Adaptive Methods: These frameworks all highlight the importance of adapting your method in support of scale.
Extending Transparency: A central idea to Agile and each of these frameworks proposes ways of extending transparency beyond the team’s backlog to the program and executive level.
Self-Optimizing Pathways: Transparency sets the stage for better coordination but transparency alone is not enough. These frameworks all promote the development of communication pathways that leverage transparency but which limit the overhead associated with transparency.
Tailoring Agile to your team
A prerequisite for scaling Agile is that you can tailor your method to your team, project, and company culture. If you are not adapting your method you won’t be able to effectively scale. Of course, this is what the retrospective practice is all about. The retrospective is not isolated to the work you released in your most recent iteration, it’s also focused on evolving your Agile method (i.e. Scrum, Kanban, etc). Ultimately methods are just a collection of practices that are bundled together and the retrospective is about adjusting that bundle based on what’s working and what’s not.
I really like the Shuhari framework which breaks down to this:
Shu = Follow the rules
Ha = Adapt the rules
Ri = Break the rules
The final stage essentially represents mastery—not in the sense that your process is perfect and stable but in the sense that you’re highly adept at continuous improvement. The following presentations touches on this framework in more detail.
Scaling Agile Framework (SAFe)
The following is a wonderful presentation by Henrik Kniberg and Lars Roost that focused on how they’ve scaled Agile at Lego in the context of product management.
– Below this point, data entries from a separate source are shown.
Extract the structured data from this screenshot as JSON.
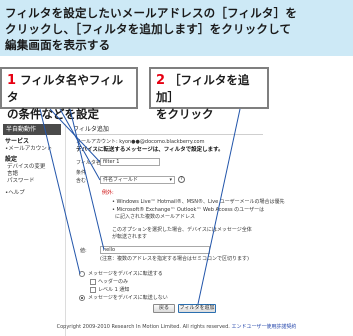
{
  "banner": {
    "line1": "フィルタを設定したいメールアドレスの［フィルタ］を",
    "line2": "クリックし、［フィルタを追加します］をクリックして",
    "line3": "編集画面を表示する"
  },
  "callouts": [
    {
      "num": "1",
      "line1": "フィルタ名やフィルタ",
      "line2": "の条件などを設定"
    },
    {
      "num": "2",
      "line1": "［フィルタを追加］",
      "line2": "をクリック"
    }
  ],
  "sidebar": {
    "title": "半自動動作",
    "service_label": "サービス",
    "email_account": "•メールアカウント",
    "settings_label": "設定",
    "items": [
      "デバイスの変更",
      "言語",
      "パスワード"
    ],
    "help": "•ヘルプ"
  },
  "form": {
    "page_title": "フィルタ追加",
    "account_line": "メールアカウント: kyon●●@docomo.blackberry.com",
    "note": "デバイスに転送するメッセージは、フィルタで設定します。",
    "filter_name_label": "フィルタ名:",
    "filter_name_value": "filter 1",
    "condition_label": "条件",
    "condition_select": "件名フィールド",
    "contains_label": "含む",
    "example_label": "例外:",
    "bullets": [
      "Windows Live™ Hotmail®、MSN®、Live ユーザーメールの場合は優先",
      "Microsoft® Exchange™ Outlook™ Web Access のユーザーは",
      "に記入された複数のメールアドレス"
    ],
    "bullet_tail": "このオプションを選択した場合、デバイスにはメッセージ全体",
    "bullet_tail2": "が転送されます",
    "keyword_label": "値:",
    "keyword_value": "hello",
    "keyword_hint": "(注意：複数のアドレスを指定する場合はセミコロンで区切ります)",
    "radio1": "メッセージをデバイスに転送する",
    "sub_options": [
      "ヘッダーのみ",
      "レベル 1 通知"
    ],
    "radio2": "メッセージをデバイスに転送しない",
    "cancel_button": "戻る",
    "add_button": "フィルタを追加"
  },
  "footer": {
    "copyright": "Copyright 2009-2010 Research In Motion Limited. All rights reserved.",
    "links": "エンドユーザー使用許諾契約"
  },
  "colors": {
    "banner_bg": "#cde9f6",
    "callout_number": "#e60012",
    "pointer_line": "#2255aa"
  }
}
To be clear, SAFe has not come to the marketing world yet … and to be frank it’s just gaining traction in product management but it’s a glimpse into the future for marketers. As with Agile in general, marketers are taking a page from product management’s book and this will not be an exception.
You’ll see that this framework includes practices designed to scale Agile across a large team with the use of practice layers (e.g. Scrum of Scrums) and by leveraging transparency to keep leadership in alignment with implementation teams. Prepare to geek out on Agile:
Other relevant frameworks: Google’s OKR
The second video that I am sharing below comes from Google and is focused on their Objectives and Key Results (OKR) framework. This framework has come up in a few conversations recently as a mechanism for connecting leadership with Agile implementation teams The key take away from my perspective is that this framework feels a lot more like a marketing-friendly practice to achieve some of the same goals of the SAFe framework. Again, this is a fairly long and detailed presentation and it really gets into the guts of what you’d need to know to actually get started using OKRs.
Is the OKR framework consistent with Agile? It’s a fair question but going back to the Shuhari framework the question may just be a statement about what stage your team is at. The fact is that these frameworks may be early examples of an emerging dominant design. I’m personally inspired by SAFe and it’s provided depth to my perspective on my team’s Agile practice and I’m also looking forward to exploring OKR’s soon.
Finally, I’d like to share a video from Spotify on their Agile practice and how they’ve scaled it. I love the statement they make up front that Agile is more important than any method. This really speaks to the fact that methods must be evolved to support scale over time. If you really want to get into the guts of what Spotify is doing, check out this paper which was co-authored by Henrik and Anders Ivarsson.
The Agile MarketerTuning Customer Experience Into Your competitive advantage
"Roland is a student of the game and his book hits on all the right notes.Practical,witty The Agile Marketer should be on your shelf if you aspire to be a modern marketer."-JASCHA KAYKAS WOLFF,CMO at Mozilla